● **Directions for this task**: Among the entries below, find the lines with "variable" and copy them.

● **Entries shown**:
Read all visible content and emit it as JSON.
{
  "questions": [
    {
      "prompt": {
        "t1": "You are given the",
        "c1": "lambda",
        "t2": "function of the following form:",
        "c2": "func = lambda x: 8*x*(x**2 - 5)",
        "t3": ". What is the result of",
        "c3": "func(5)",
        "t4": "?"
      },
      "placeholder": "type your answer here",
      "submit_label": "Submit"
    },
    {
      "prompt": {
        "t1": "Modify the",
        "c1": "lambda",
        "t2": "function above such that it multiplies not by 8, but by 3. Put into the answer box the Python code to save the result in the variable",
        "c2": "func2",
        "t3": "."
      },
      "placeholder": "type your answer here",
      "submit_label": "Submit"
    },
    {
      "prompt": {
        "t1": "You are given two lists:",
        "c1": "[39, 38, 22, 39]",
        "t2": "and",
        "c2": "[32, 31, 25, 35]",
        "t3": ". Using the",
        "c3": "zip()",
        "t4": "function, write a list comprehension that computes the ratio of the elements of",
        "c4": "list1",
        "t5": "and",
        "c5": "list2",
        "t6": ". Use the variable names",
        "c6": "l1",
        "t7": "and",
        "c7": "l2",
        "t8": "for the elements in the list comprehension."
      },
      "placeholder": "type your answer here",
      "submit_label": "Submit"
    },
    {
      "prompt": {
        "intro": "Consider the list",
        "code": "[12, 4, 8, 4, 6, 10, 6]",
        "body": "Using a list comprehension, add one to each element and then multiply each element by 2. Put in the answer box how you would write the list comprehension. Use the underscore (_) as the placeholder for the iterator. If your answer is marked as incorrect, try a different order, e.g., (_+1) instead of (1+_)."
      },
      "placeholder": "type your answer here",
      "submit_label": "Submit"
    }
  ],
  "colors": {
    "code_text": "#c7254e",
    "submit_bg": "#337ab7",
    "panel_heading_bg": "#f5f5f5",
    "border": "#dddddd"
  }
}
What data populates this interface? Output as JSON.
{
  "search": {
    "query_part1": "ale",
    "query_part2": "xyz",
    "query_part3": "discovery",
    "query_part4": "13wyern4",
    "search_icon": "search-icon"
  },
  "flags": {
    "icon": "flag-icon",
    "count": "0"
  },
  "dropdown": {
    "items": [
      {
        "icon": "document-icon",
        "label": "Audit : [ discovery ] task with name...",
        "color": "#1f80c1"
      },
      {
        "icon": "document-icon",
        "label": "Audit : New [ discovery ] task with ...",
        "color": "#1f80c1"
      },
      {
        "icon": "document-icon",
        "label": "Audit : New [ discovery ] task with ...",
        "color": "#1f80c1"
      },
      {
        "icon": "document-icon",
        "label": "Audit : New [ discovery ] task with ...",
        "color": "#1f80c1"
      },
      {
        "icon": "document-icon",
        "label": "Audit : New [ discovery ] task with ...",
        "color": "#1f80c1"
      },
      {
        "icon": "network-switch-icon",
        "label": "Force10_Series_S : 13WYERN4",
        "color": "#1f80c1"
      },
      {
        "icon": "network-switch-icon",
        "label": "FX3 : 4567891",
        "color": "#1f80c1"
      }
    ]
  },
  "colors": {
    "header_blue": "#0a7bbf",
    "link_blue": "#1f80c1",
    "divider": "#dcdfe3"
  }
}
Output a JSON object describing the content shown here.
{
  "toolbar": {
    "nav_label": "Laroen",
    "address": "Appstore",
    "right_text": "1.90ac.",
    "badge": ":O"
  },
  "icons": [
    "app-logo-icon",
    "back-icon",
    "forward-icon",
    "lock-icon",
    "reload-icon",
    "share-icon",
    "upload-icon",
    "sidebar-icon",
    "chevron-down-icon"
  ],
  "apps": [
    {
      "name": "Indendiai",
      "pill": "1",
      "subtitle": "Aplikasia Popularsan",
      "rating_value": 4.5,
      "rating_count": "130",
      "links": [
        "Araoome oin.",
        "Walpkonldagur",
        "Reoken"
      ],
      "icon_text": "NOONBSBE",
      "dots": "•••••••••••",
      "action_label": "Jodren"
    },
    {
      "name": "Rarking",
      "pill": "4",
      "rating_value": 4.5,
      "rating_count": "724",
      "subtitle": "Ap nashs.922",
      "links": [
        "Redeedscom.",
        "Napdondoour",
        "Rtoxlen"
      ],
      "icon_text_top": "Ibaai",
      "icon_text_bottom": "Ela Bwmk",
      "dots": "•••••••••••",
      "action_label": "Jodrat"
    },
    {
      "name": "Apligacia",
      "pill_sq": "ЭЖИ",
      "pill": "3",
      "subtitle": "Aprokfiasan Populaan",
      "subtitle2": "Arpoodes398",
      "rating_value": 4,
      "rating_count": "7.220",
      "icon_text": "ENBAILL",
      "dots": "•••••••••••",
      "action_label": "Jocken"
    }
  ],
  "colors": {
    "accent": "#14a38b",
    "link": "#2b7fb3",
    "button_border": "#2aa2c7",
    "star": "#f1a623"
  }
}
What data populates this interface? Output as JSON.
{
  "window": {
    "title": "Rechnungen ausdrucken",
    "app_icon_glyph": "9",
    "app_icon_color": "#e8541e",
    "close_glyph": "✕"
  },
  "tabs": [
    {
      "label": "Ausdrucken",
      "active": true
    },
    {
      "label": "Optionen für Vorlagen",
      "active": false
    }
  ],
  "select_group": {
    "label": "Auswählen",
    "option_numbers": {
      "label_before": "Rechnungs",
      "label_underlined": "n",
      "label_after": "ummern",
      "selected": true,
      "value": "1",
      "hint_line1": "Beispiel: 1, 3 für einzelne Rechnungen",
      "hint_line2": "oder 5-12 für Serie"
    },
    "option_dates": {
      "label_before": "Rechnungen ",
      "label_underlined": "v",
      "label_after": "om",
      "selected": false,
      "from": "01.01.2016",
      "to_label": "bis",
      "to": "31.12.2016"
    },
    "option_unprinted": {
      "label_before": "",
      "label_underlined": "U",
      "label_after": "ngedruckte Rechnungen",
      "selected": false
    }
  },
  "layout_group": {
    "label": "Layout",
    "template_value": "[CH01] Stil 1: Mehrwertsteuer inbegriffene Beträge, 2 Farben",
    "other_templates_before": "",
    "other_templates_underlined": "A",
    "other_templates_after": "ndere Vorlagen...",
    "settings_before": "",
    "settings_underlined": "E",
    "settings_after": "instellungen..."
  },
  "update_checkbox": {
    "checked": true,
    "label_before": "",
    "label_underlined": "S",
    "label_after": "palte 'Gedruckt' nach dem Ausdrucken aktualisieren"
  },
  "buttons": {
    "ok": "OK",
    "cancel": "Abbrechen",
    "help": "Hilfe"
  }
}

● **Your solution**:
        "t2": "function above such that it multiplies not by 8, but by 3. Put into the answer box the Python code to save the result in the variable",
        "t6": ". Use the variable names",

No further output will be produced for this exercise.